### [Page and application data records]
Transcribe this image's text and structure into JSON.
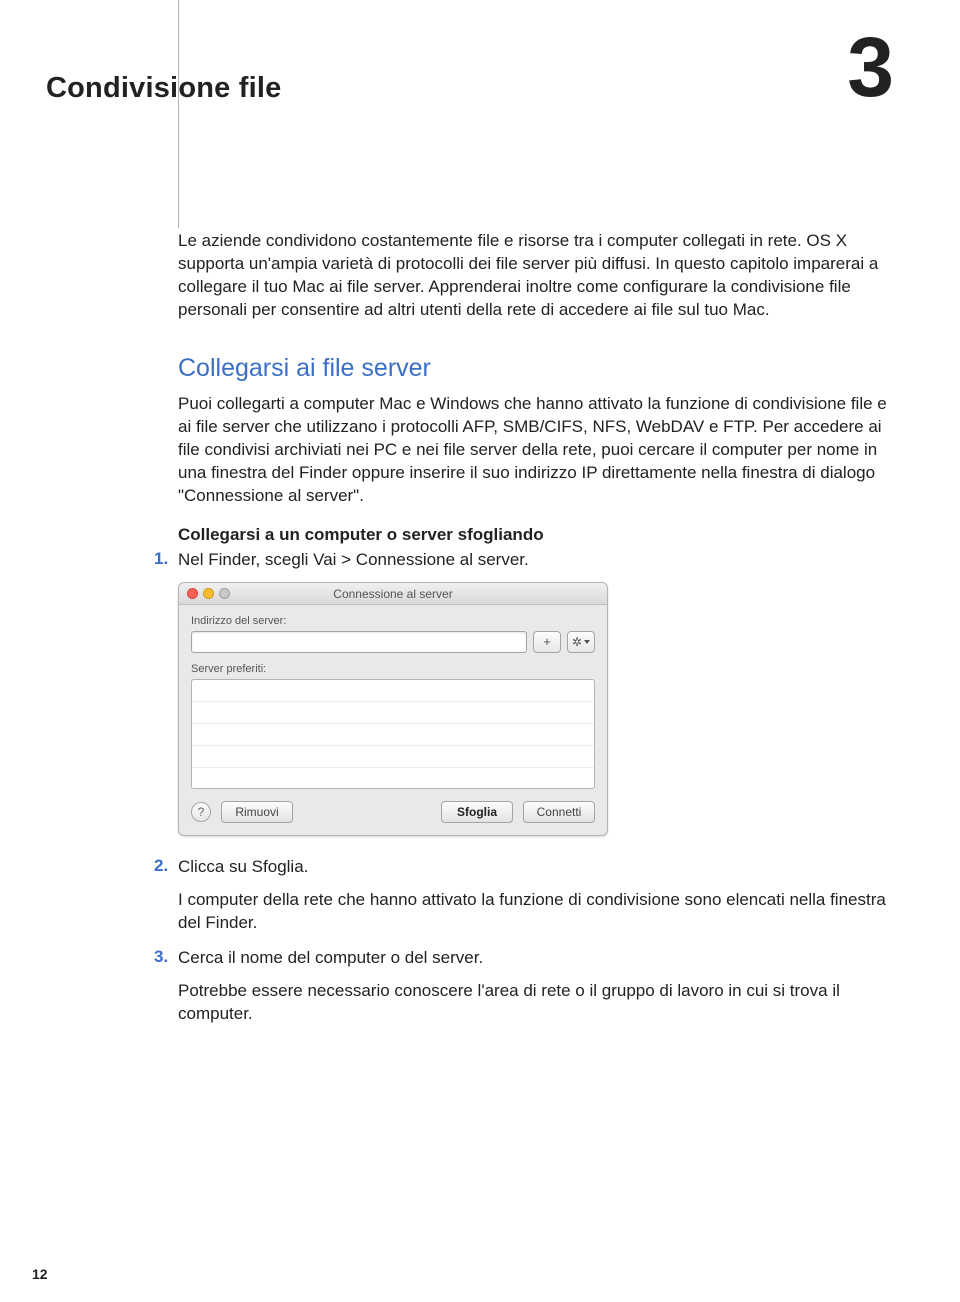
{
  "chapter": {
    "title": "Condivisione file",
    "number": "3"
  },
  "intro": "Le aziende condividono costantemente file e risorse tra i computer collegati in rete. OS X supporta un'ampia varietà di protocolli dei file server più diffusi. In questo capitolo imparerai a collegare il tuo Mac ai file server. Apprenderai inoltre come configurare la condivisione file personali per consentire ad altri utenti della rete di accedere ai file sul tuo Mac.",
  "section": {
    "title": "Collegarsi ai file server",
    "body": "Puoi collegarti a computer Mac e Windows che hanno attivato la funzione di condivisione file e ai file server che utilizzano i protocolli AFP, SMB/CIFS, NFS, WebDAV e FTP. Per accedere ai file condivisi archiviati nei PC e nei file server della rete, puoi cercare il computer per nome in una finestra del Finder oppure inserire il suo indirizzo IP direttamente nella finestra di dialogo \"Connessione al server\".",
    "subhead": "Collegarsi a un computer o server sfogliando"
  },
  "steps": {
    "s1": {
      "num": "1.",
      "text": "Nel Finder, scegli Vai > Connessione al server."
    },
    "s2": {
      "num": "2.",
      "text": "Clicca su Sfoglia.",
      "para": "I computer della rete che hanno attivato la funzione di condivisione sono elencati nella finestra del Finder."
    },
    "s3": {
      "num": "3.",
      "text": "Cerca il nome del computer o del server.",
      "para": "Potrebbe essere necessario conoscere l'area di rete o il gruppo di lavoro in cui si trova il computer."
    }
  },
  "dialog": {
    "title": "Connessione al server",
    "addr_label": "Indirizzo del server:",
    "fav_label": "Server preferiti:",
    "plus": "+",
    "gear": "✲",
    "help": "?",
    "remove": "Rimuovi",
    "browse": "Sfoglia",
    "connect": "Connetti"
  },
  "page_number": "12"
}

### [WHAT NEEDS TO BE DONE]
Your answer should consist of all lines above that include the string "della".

### [WRITTEN SOLUTION]
  "intro": "Le aziende condividono costantemente file e risorse tra i computer collegati in rete. OS X supporta un'ampia varietà di protocolli dei file server più diffusi. In questo capitolo imparerai a collegare il tuo Mac ai file server. Apprenderai inoltre come configurare la condivisione file personali per consentire ad altri utenti della rete di accedere ai file sul tuo Mac.",
    "body": "Puoi collegarti a computer Mac e Windows che hanno attivato la funzione di condivisione file e ai file server che utilizzano i protocolli AFP, SMB/CIFS, NFS, WebDAV e FTP. Per accedere ai file condivisi archiviati nei PC e nei file server della rete, puoi cercare il computer per nome in una finestra del Finder oppure inserire il suo indirizzo IP direttamente nella finestra di dialogo \"Connessione al server\".",
      "para": "I computer della rete che hanno attivato la funzione di condivisione sono elencati nella finestra del Finder."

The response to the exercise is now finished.